11 June 2011

More poetry books I have read (13-16)

I am giving up on writing separate posts for each poetry book I've been reading, at least until I feel like doing it again. I may resort to just listing them. There are many other things to juggle, and while I generally fail, I try to juggle them in a sensible, prioritised fashion. No, that's a lie - if I tried to do that I'd spend much more time writing my own poetry, and less time on twitter or reading news on the internet. Instead, I have good intentions.


Because Paradise, by Charlotte Trevella (13/52)

I was really curious to read this book because the year I judged the junior section of the New Zealand Poetry Society's annual competition (2008) the winning poem was by Charlotte Trevella. (It was 'Other people's gardens' and you can read it on the Poetry Society site) Turned out one of the highly commended poems was also by her. And it turned out that she'd won the year before, and possibly the year before that. So definitely someone to watch.

And yet, when reading Because Paradise, I wished that I could forget I knew that, forget that she was a teenage wunderkind, because it kind of affected how I read the book. I particularly found the poems that were full of nostalgia a bit hard to take - I mean, what does a teenager to be nostalgic for - they've barely lived. Then again, children and teenagers are probably the most nostalgic people of all, and I guess there is something about that teenage nostalgia for childhood, that seemingly carefree time they've just left.

Despite my misgivings, and feeling that Trevella would have been better to have waited until she was older before pubishing her debut collection, there were some lovely poems and lovely lines in there. And I'm still a fan of 'Other people's gardens'.

In Vitro, Laura Solomon (14/52)

Laura Solomon's debut poetry collection. I wrote about this book when I included a poem from it as my Tuesday Poem: http://wingedink.blogspot.com/2011/05/tuesday-poem-conversation-overheard-on.html.

Small Stories of Devotion, by Dinah Hawken (15/52)

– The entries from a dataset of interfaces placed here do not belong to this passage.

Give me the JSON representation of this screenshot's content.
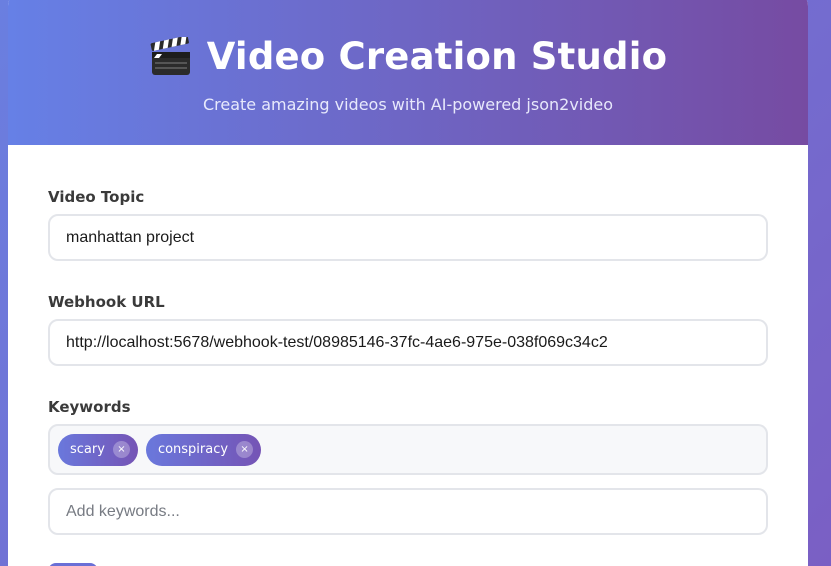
{
  "header": {
    "title": "Video Creation Studio",
    "subtitle": "Create amazing videos with AI-powered json2video"
  },
  "form": {
    "topic": {
      "label": "Video Topic",
      "value": "manhattan project"
    },
    "webhook": {
      "label": "Webhook URL",
      "value": "http://localhost:5678/webhook-test/08985146-37fc-4ae6-975e-038f069c34c2"
    },
    "keywords": {
      "label": "Keywords",
      "tags": [
        {
          "label": "scary",
          "remove": "×"
        },
        {
          "label": "conspiracy",
          "remove": "×"
        }
      ],
      "input_placeholder": "Add keywords..."
    }
  },
  "colors": {
    "header_start": "#6680e6",
    "header_end": "#764ba2",
    "tag_start": "#6a78dc",
    "tag_end": "#7554b5"
  },
  "icons": {
    "title_icon": "clapperboard-icon"
  }
}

This is an amazing book. It's not the first time I've read it - I read it several times many years ago when I was first discovering Dinah Hawken - probably back in 1995 when Mark Pirie and I interviewed Dinah for one of the very first issues of JAAM. I love many things about this book, starting with the shape (it's almost square). It's full of gloriously connected but varied poems. It's mysterious but also grounded in physical reality. I always recall it as a book of female power, but it's much more than that. It's hard to describe. It's beautiful. Reminds me it's time to go and read Hawken's most recent collection, The Leaf-Ride.

Kingdom Animalia: The Escapades of Linnaeus, by Janis Freegard (16/52)

I went to the launch of this, and was lucky enough to get to see the author reading whilst wearing a rather fantasic long-beaked mask. (You can see Janis in the mask reading a 'The Icon Dies' on Youtube: http://www.youtube.com/watch?v=TfS_b52SBNE).

I have a particular liking for poetry books that work as books, so enjoyed the arrangement of Kingdom Animalia - there six sections relating to a different order of animals (Linnaeus's taxonomy apparently), with the poems in them referencing in some way an animal (or animals) in that order. Woven between them are poems about Linnaeus, parts I to VII.

The poems I particularly enjoyed in the collection tended, I found, to be the more surreal ones. 'Three Hummingbirds' is a favourite.